    There are two methods of starting the generating sets in the synchronising system:

    Manual Starting Automatic/Remote Starting

    Manual starting is achieved by the user physically starting the generator by use of the push buttons on the front of the control unit (Deep Sea 8610).

    Automatic starting will commence when a signal is applied to the controller, and cease when this signal is removed. All load demand parameters will be monitored by the controllers during the automated run period.

    Automatic Synchronising & load share

    Upon receipt of a remote start signal, all generators that are in automatic mode will enter the start sequence. The start sequence consists of:

    Start request received
    Delay on start timer

    Allows for any momentary

    dips in Mains voltage

    Fuel Solenoid Energise
    Start Solenoid Energise
    Generator Starts

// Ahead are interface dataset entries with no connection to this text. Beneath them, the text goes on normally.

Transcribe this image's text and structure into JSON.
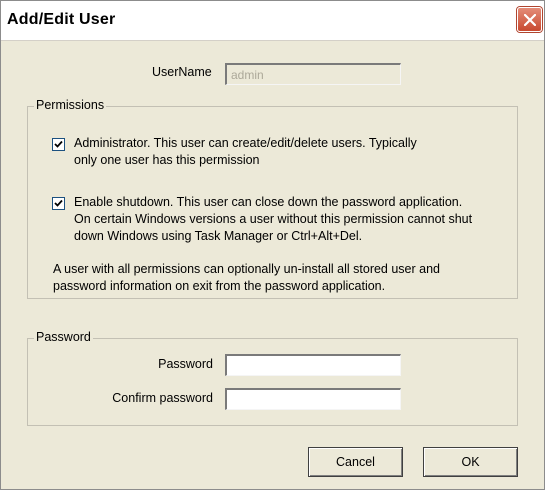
{
  "window": {
    "title": "Add/Edit User"
  },
  "username": {
    "label": "UserName",
    "value": "admin"
  },
  "permissions": {
    "caption": "Permissions",
    "administrator": {
      "checked": true,
      "line1": "Administrator.  This user can create/edit/delete users.  Typically",
      "line2": "only one user has this permission"
    },
    "shutdown": {
      "checked": true,
      "line1": "Enable shutdown.  This user can close down the password application.",
      "line2": "On certain Windows versions a user without this permission cannot shut",
      "line3": "down Windows using Task Manager or Ctrl+Alt+Del."
    },
    "note_line1": "A user with all permissions can optionally un-install all stored user and",
    "note_line2": "password information on exit from the password application."
  },
  "password_group": {
    "caption": "Password",
    "password_label": "Password",
    "password_value": "",
    "confirm_label": "Confirm password",
    "confirm_value": ""
  },
  "buttons": {
    "cancel": "Cancel",
    "ok": "OK"
  },
  "icons": {
    "close": "close-icon",
    "check": "checkmark-icon"
  },
  "colors": {
    "dialog_bg": "#ECE9D8",
    "close_button": "#C8492F"
  }
}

    Load Demand/Load shedding and lead set priority nomination upon starting, there is a further safety on delay timer to allow the starting alarms (oil pressure, generator voltage, generator frequency etc.) to reach their lower threshold limits. Once these have been achieved, the generators will enter their loading sequence. The generator that is selected as the lead generator will automatically connect to the common bus, whereas the remaining generators will synchronise to the running generator.

    The system is designed to provide economical use of the available generating sets that are contained within the system with regard to equal load distribution and fuel consumption, and provides load demand/load shedding and lead set priority nomination.

    Following an automated start signal, all the sets in the system will start, synchronise and load share such that the full available generating set capacity is available to meet the potential load.  After a pre-set time delay, the system will monitor the load, and if this is below a pre determined (programmable) level, will automatically remove one or more sets from the system in accordance with the lead set priority nomination. These will be held in readiness until such time as the load increases, whereby the dormant generators will be started, automatically synchronise to the running set(s) and connect to the load.  Upon removal of the remote start input, the generators will disconnect from the common bus and enter the stop sequence.

    The following is an example of how the system works for three x 750 kva sets:

    The load demand system works by setting a minimum and maximum setting % in kW in each controller. These are adjustable through the whole range 0-100%.

    Basing the maximum level set to 90% and the minimum to 60%. Based on 750kVA sets (600kW) the levels would be:

    90% = 540kW

    60% = 360kW

    With one set on load as it reaches 540kW, the 2nd set will be called for. When the load then reaches 1080 kW the 3rd set will be called foAs the load decreases the system will monitor the total load, and if this falls below 720kW (2 x 360kW) the 3rd set will unload, open its breaker and stop. As the load continues to fall, should it go below 360 kW the 2nd set will unload, open its breaker and stop.

    On initial startup the system assumes the max kW level has been exceeded and the load will need to reduce below the min level before set(s) are dropped off.

    The priority duty generator is selected on the SCADA system, and all generators will synchronise to that generator. However, the system will automatically disconnect the priority generator should the load demand decrease, providing that the engine operating hours of the remaining generators is above the balance engine hours requirement.

    For instance, if the balance engine hours is set to 75 and one of the non-priority generators has an operating hour difference of 76 or more, to the priority generator, this generator will become the priority generator until such time as the engine operating hours are equal. 

    We have the knowledge and capabilities to design and install synchronising systems for use in the UK, Europe and Africa. Contact us to discuss your power requirements on (+44) 01246 912 014 or email hello@generator-man.co.uk.